In my own dream work with clients, I place high importance on dreams, both from a psychological and spiritual perspective. We spend about a third of our lives sleeping, and perhaps as much as half of our lives (or more!) in unconscious states, and as dreams are a direct expression of the unconscious, they can indeed reveal many hidden aspects of our personalities and life situations that we are not yet aware of. Therefore, if we were to just look at what we think we are experiencing in our daily lives, but ignore what is happening in our dreams, we would miss out on highly valuable information! By listening to our dreams, we integrate all aspects of ourselves and are able to form a more complete picture.
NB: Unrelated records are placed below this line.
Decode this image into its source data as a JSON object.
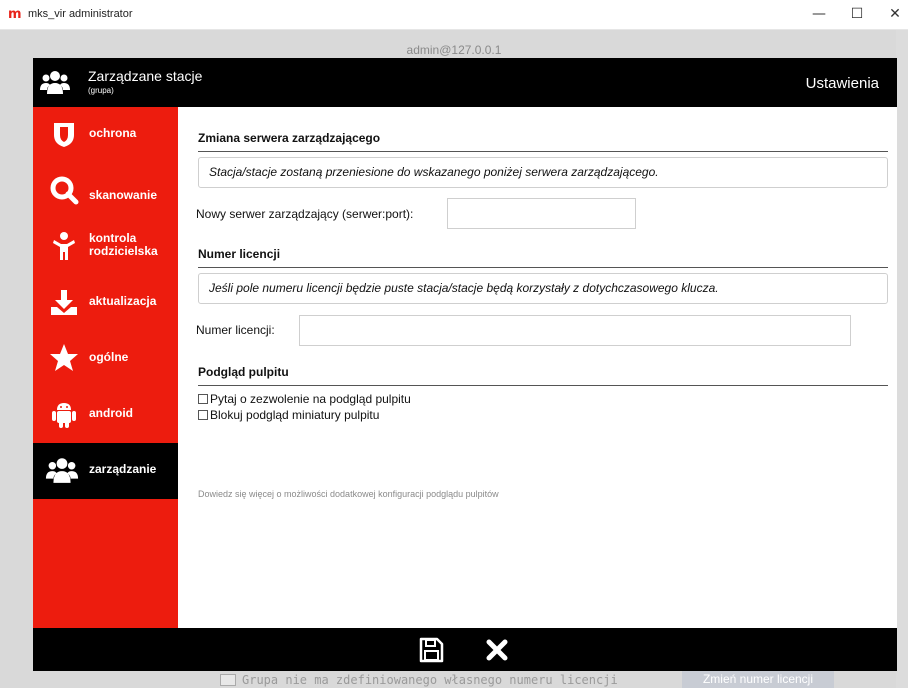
{
  "window": {
    "title": "mks_vir administrator",
    "app_logo": "m",
    "minimize_glyph": "—",
    "maximize_glyph": "☐",
    "close_glyph": "✕"
  },
  "background": {
    "host": "admin@127.0.0.1",
    "bottom_text": "Grupa nie ma zdefiniowanego własnego numeru licencji",
    "bottom_button": "Zmień numer licencji"
  },
  "dialog": {
    "header": {
      "title": "Zarządzane stacje",
      "subtitle": "(grupa)",
      "right": "Ustawienia",
      "icon": "group-icon"
    },
    "sidebar": {
      "items": [
        {
          "label": "ochrona",
          "icon": "shield-icon"
        },
        {
          "label": "skanowanie",
          "icon": "magnifier-icon"
        },
        {
          "label_line1": "kontrola",
          "label_line2": "rodzicielska",
          "icon": "child-icon"
        },
        {
          "label": "aktualizacja",
          "icon": "download-icon"
        },
        {
          "label": "ogólne",
          "icon": "star-icon"
        },
        {
          "label": "android",
          "icon": "android-icon"
        },
        {
          "label": "zarządzanie",
          "icon": "group-icon",
          "active": true
        }
      ]
    },
    "content": {
      "server_section": {
        "heading": "Zmiana serwera zarządzającego",
        "info": "Stacja/stacje zostaną przeniesione do wskazanego poniżej serwera zarządzającego.",
        "field_label": "Nowy serwer zarządzający (serwer:port):",
        "field_value": ""
      },
      "license_section": {
        "heading": "Numer licencji",
        "info": "Jeśli pole numeru licencji będzie puste stacja/stacje będą korzystały z dotychczasowego klucza.",
        "field_label": "Numer licencji:",
        "field_value": ""
      },
      "desktop_section": {
        "heading": "Podgląd pulpitu",
        "checkboxes": [
          {
            "label": "Pytaj o zezwolenie na podgląd pulpitu",
            "checked": false
          },
          {
            "label": "Blokuj podgląd miniatury pulpitu",
            "checked": false
          }
        ],
        "more_link": "Dowiedz się więcej o możliwości dodatkowej konfiguracji podglądu pulpitów"
      }
    },
    "footer": {
      "save_icon": "save-icon",
      "close_icon": "close-icon"
    }
  }
}
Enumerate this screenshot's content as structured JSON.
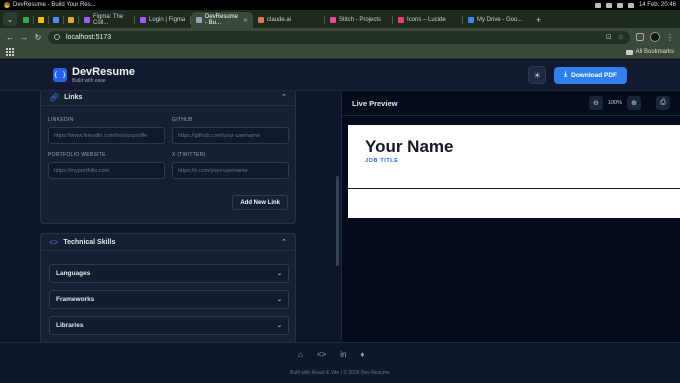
{
  "os": {
    "app_title": "DevResume - Build Your Res...",
    "clock": "14 Feb, 20:46"
  },
  "browser": {
    "tabs": [
      {
        "label": ""
      },
      {
        "label": ""
      },
      {
        "label": ""
      },
      {
        "label": ""
      },
      {
        "label": "Figma: The Coll..."
      },
      {
        "label": "Login | Figma"
      },
      {
        "label": "DevResume - Bu..."
      },
      {
        "label": "claude.ai"
      },
      {
        "label": "Stitch - Projects"
      },
      {
        "label": "Icons – Lucide"
      },
      {
        "label": "My Drive - Goo..."
      }
    ],
    "url": "localhost:5173",
    "bookmarks_label": "All Bookmarks"
  },
  "app": {
    "brand_icon": "{ }",
    "title": "DevResume",
    "tagline": "Build with ease",
    "download_label": "Download PDF"
  },
  "editor": {
    "links": {
      "title": "Links",
      "linkedin_label": "LINKEDIN",
      "linkedin_placeholder": "https://www.linkedin.com/in/yourprofile",
      "github_label": "GITHUB",
      "github_placeholder": "https://github.com/your-username",
      "portfolio_label": "PORTFOLIO WEBSITE",
      "portfolio_placeholder": "https://myportfolio.com",
      "twitter_label": "X (TWITTER)",
      "twitter_placeholder": "https://x.com/your-username",
      "add_link_label": "Add New Link"
    },
    "skills": {
      "title": "Technical Skills",
      "groups": [
        "Languages",
        "Frameworks",
        "Libraries"
      ]
    }
  },
  "preview": {
    "title": "Live Preview",
    "zoom": "100%",
    "resume_name": "Your Name",
    "resume_job": "JOB TITLE"
  },
  "footer": {
    "copyright": "Built with React & Vite | © 2026 Dev Resume"
  }
}
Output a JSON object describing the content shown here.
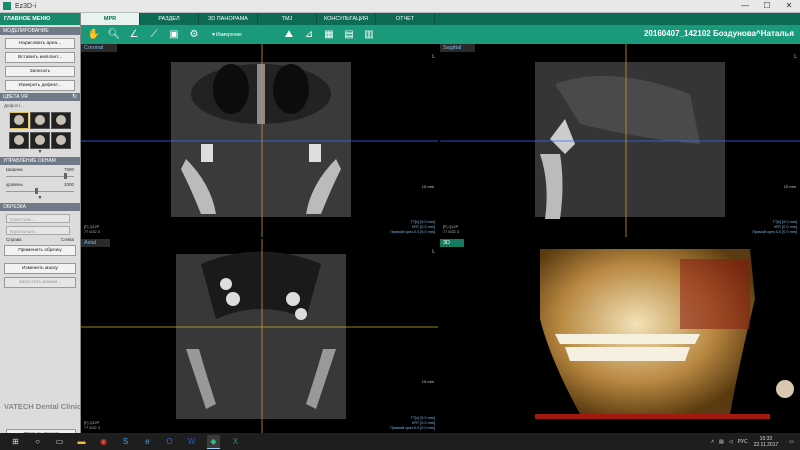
{
  "window": {
    "title": "Ez3D-i",
    "app_icon": "app-icon",
    "controls": [
      "minimize-icon",
      "maximize-icon",
      "close-icon"
    ]
  },
  "left_panel": {
    "main_menu_label": "ГЛАВНОЕ МЕНЮ",
    "modeling_header": "МОДЕЛИРОВАНИЕ",
    "modeling_buttons": [
      "Нарисовать ареа...",
      "Вставить имплант...",
      "Записать",
      "Измерить дефект..."
    ],
    "color_header": "ЦВЕТА VR",
    "color_preset_label": "Дефолт...",
    "window_header": "УПРАВЛЕНИЕ ОКНАМ",
    "width_label": "Ширина",
    "width_value": "7000",
    "level_label": "уровень",
    "level_value": "2000",
    "width_level_fraction": 0.88,
    "level_level_fraction": 0.45,
    "crop_header": "ОБРЕЗКА",
    "crop_dropdowns": [
      "Сагитталь...",
      "Коронально..."
    ],
    "crop_left": "Справа",
    "crop_right": "Слева",
    "apply_crop": "Применить обрезку",
    "edit_mask": "Изменить маску",
    "launch_plan": "Запустить режим...",
    "brand": "VATECH Dental Clinic",
    "open_project": "Открыть проект"
  },
  "tabs": [
    "MPR",
    "РАЗДЕЛ",
    "3D ПАНОРАМА",
    "TMJ",
    "КОНСУЛЬТАЦИЯ",
    "ОТЧЕТ"
  ],
  "active_tab": "MPR",
  "toolbar": {
    "icons": [
      "hand-icon",
      "zoom-icon",
      "angle-icon",
      "polyline-icon",
      "camera-icon",
      "settings-icon"
    ],
    "measure_label": "Измерение",
    "right_icons": [
      "mountain-icon",
      "ruler-icon",
      "layout1-icon",
      "layout2-icon",
      "layout3-icon"
    ],
    "patient": "20160407_142102  Боздунова^Наталья"
  },
  "viewports": {
    "coronal": {
      "label": "Coronal",
      "tick": "L",
      "scale": "10 mm",
      "info_left": "[F] Q12P\n77 0/22 3",
      "info_right": "TT[c] [9.0 mm]\nVRT [0.0 mm]\nПрямой срез 0.0 [0.0 mm]"
    },
    "sagittal": {
      "label": "Sagittal",
      "tick": "L",
      "scale": "10 mm",
      "info_left": "[F] Q12P\n77 0/22 3",
      "info_right": "TT[c] [9.0 mm]\nVRT [0.0 mm]\nПрямой срез 0.0 [0.0 mm]"
    },
    "axial": {
      "label": "Axial",
      "tick": "L",
      "scale": "10 mm",
      "info_left": "[F] Q12P\n77 0/22 3",
      "info_right": "TT[c] [9.0 mm]\nVRT [0.0 mm]\nПрямой срез 0.0 [0.0 mm]"
    },
    "3d": {
      "label": "3D"
    }
  },
  "taskbar": {
    "apps": [
      "windows-start-icon",
      "search-icon",
      "taskview-icon",
      "explorer-icon",
      "chrome-icon",
      "skype-icon",
      "ie-icon",
      "outlook-icon",
      "word-icon",
      "ez3d-icon",
      "excel-icon"
    ],
    "lang": "РУС",
    "time": "15:33",
    "date": "22.11.2017"
  },
  "colors": {
    "accent": "#178a6c",
    "tab_bar": "#0d6b55",
    "toolbar": "#1a9a7a",
    "crosshair_h": "#3a6aff",
    "crosshair_v": "#c89a2a"
  }
}
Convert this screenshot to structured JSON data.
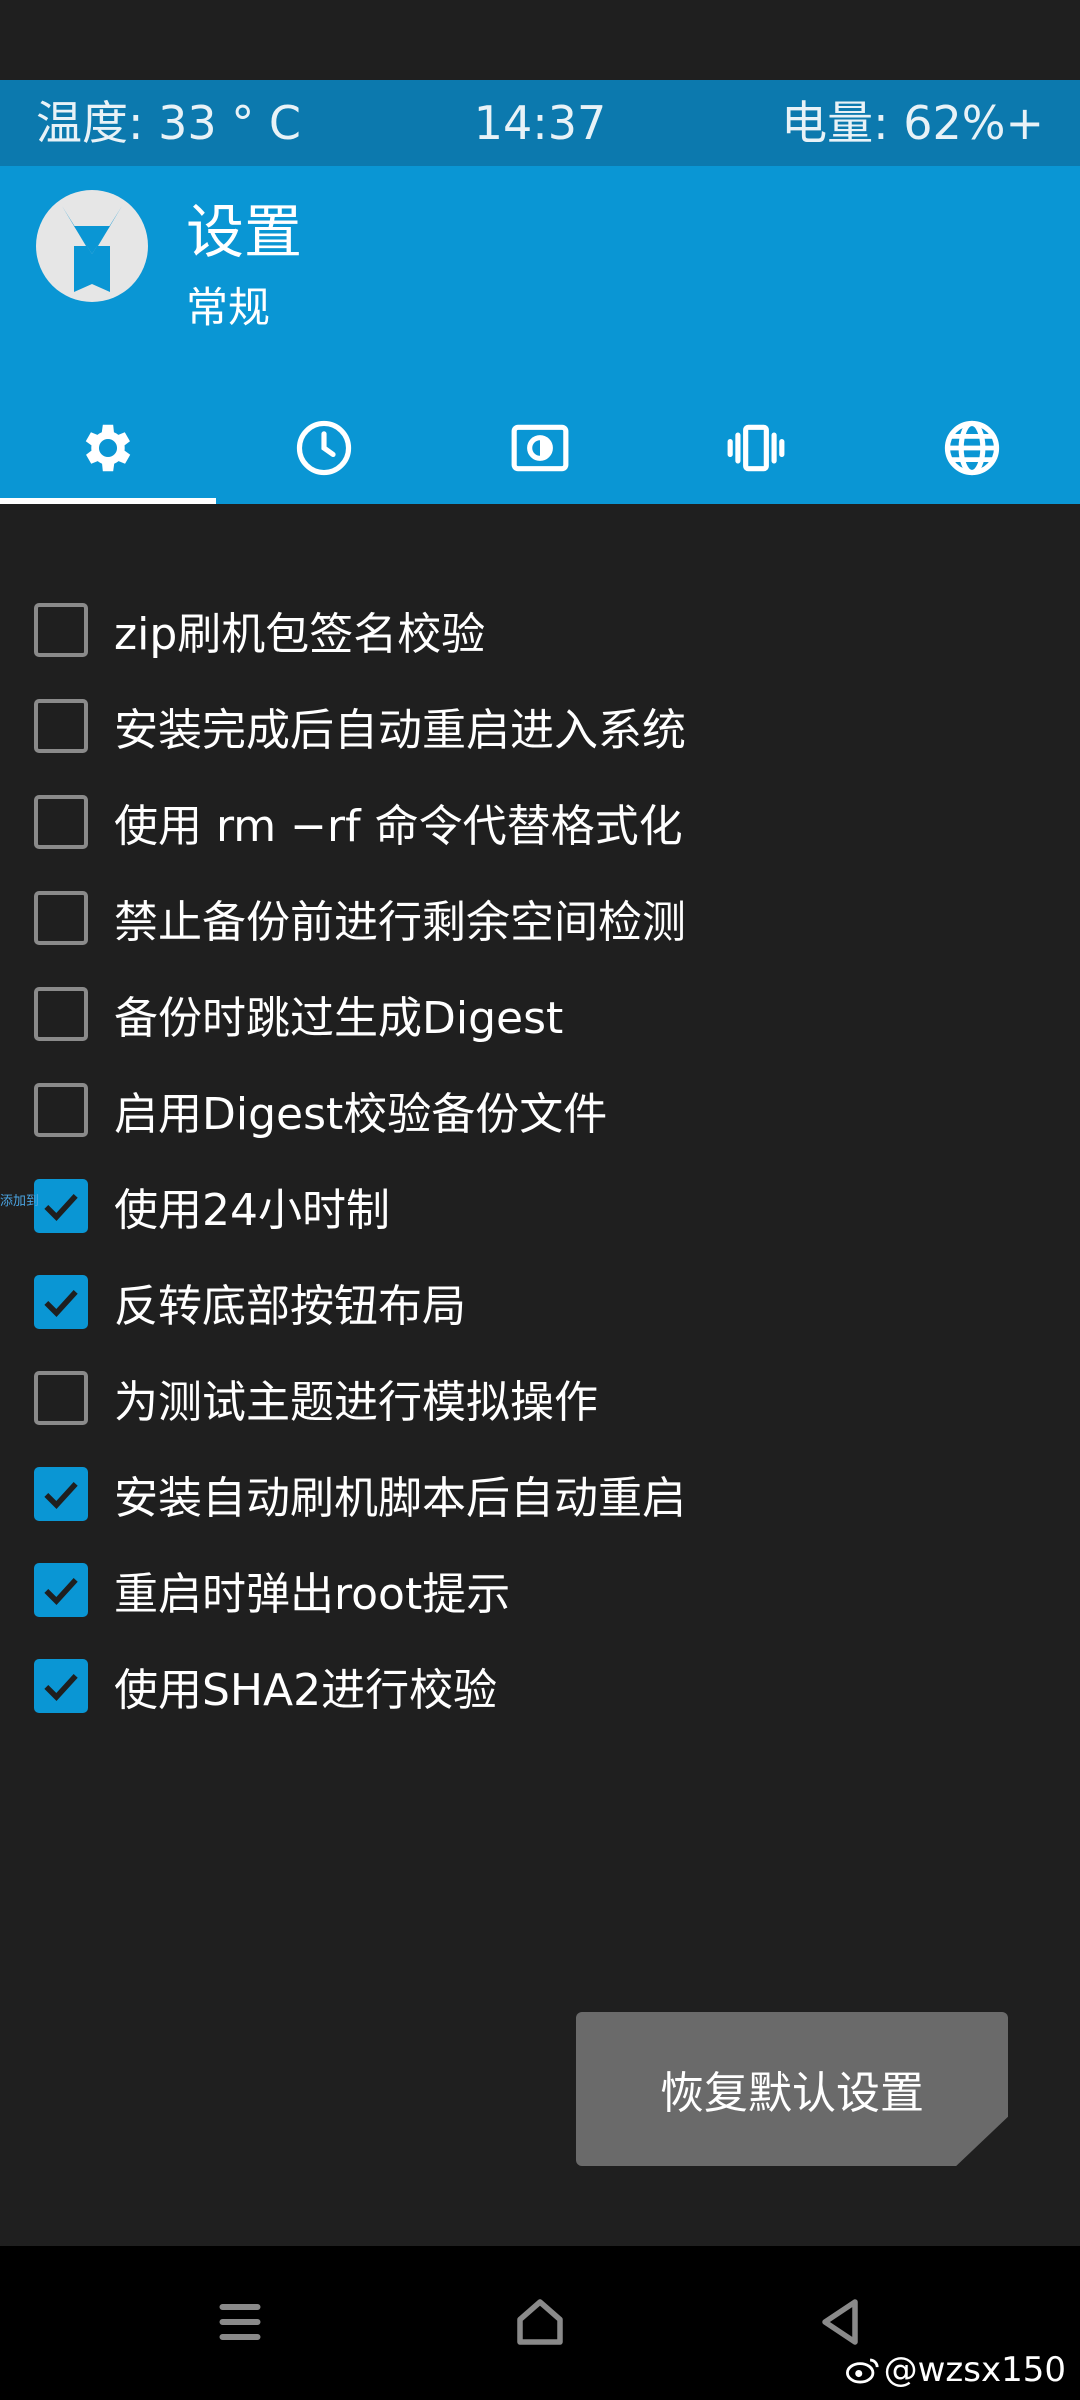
{
  "statusbar": {
    "temperature": "温度: 33 ° C",
    "time": "14:37",
    "battery": "电量: 62%+"
  },
  "header": {
    "title": "设置",
    "subtitle": "常规"
  },
  "tabs": [
    {
      "icon": "gear-icon",
      "active": true
    },
    {
      "icon": "clock-icon",
      "active": false
    },
    {
      "icon": "brightness-icon",
      "active": false
    },
    {
      "icon": "vibration-icon",
      "active": false
    },
    {
      "icon": "globe-icon",
      "active": false
    }
  ],
  "options": [
    {
      "label": "zip刷机包签名校验",
      "checked": false
    },
    {
      "label": "安装完成后自动重启进入系统",
      "checked": false
    },
    {
      "label": "使用 rm −rf 命令代替格式化",
      "checked": false
    },
    {
      "label": "禁止备份前进行剩余空间检测",
      "checked": false
    },
    {
      "label": "备份时跳过生成Digest",
      "checked": false
    },
    {
      "label": "启用Digest校验备份文件",
      "checked": false
    },
    {
      "label": "使用24小时制",
      "checked": true
    },
    {
      "label": "反转底部按钮布局",
      "checked": true
    },
    {
      "label": "为测试主题进行模拟操作",
      "checked": false
    },
    {
      "label": "安装自动刷机脚本后自动重启",
      "checked": true
    },
    {
      "label": "重启时弹出root提示",
      "checked": true
    },
    {
      "label": "使用SHA2进行校验",
      "checked": true
    }
  ],
  "restore_button": "恢复默认设置",
  "watermark_small": "添加到",
  "watermark": "@wzsx150",
  "colors": {
    "accent": "#0a96d4",
    "statusbar": "#0c79ae",
    "background": "#1f1f1f",
    "button": "#6a6a6a"
  }
}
It is also important to remember that our egos represent only a small component of our total selves, and as a consequence, what we are aware of (our ego) will always have just a partial view of life because of limited consciousness, so the importance of dreams cannot be emphasized enough. By looking closer at your dreams, you not only learn more about what is really going on in your life, but you also develop new attitudes and perspectives on situations. You may, for example, not be aware of feeling upset about something, but then a dream helps shed light on the issue, and instead of forming an emotional blockage, you are now able to clear it out by processing the situation.